Alberta doles out cash for dams, drones and water pumps to cut flood damage

Communities from Whitecourt to Crowsnest Pass will receive funding from the Alberta government to buy tools to quickly mitigate damage in the event of a flood.

At-risk communities across the province receive funding

MLA Deborah Drever, who represents Calgary-Bow, announced how funding would be used to buy new equipment. (Monty Kruger/CBC)

Alberta communities from Whitecourt to Crowsnest Pass will be boosting their flood prevention tools with new high-volume water pumps, drones and portable dams.

Alberta Municipal Affairs announced how it would dole out cash earmarked to reduce river flooding damage that has ravaged communities in past years.

At the announcement Monday in High River, the site of devastating flooding in 2013, MLA Deborah Drever said 13 communities, including Calgary, would split $2 million for the flood damage-reducing tools. 

A further 18, all of which also are considered "at-risk" of flooding, have received $10,000 each to re-do flood-readiness plans and to submit pitches for further provincial funding.

"While we hope for the best this flood season, we are putting in the work to prepare just in case," said Drever, who represents Calgary-Bow. "We all know that emergencies and disasters can happen, so it is vital that we are ready to respond."

The City of Calgary is receiving $1 million of the pool, the department said.

The tools are to prevent damage to homes, businesses and infrastructure when a flood is underway, Drever said. The new barriers, for example, are easier and faster to set up than building permanent ones.

The province is adding more tools to its stockpile near High River in case municipalities require more equipment.

In total, the province has set aside $10 million for these initiatives, including any future proposals from the 18 communities.

Flood risk 'greatly reduced'

The government isn't expecting a particularly bad flood season this summer, according to Scott Long, executive director of the Alberta Emergency Management Association.

Several communities in southern Alberta suffered early spring flooding as rain mixed with melting snowpack — "the largest one we've seen in quite some time," Long told reporters at the conference.

"May was generally hot. We had some great weather, very little rain. That has continued to shrink the snowpack," he said.

"We are always preparing and ready to respond but I'm happy to say that the risk is definitely greatly reduced."

Earlier this spring, the province announced a new Alberta Community Resilience Program to fund flood mitigation projects.

The City of Calgary, for example, was granted $13.5 million for various projects, from raising the Ninth Avenue bridge to building a flood barrier along a stretch of the Bow River.

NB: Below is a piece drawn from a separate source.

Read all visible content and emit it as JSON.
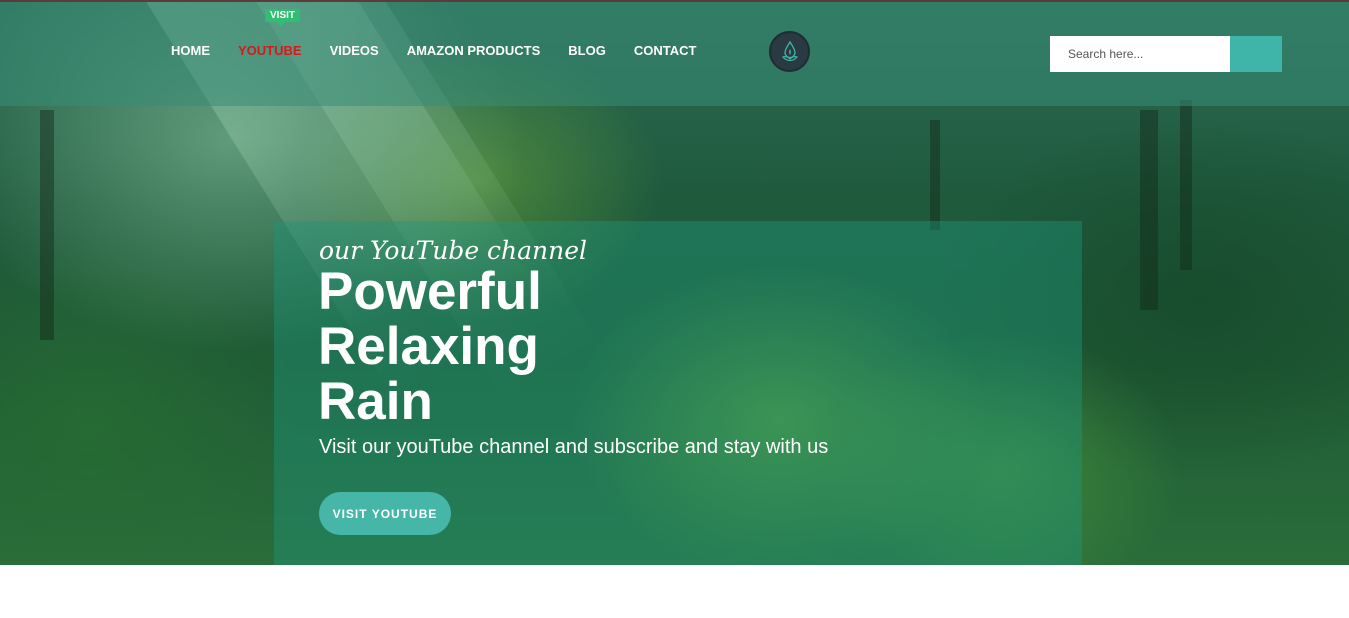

About the Author

Rachel Ward

Journalist

Rachel Ward is a journalist with CBC Calgary. You can reach her with questions or story ideas at rachel.ward@cbc.ca.

With files from Monty Kruger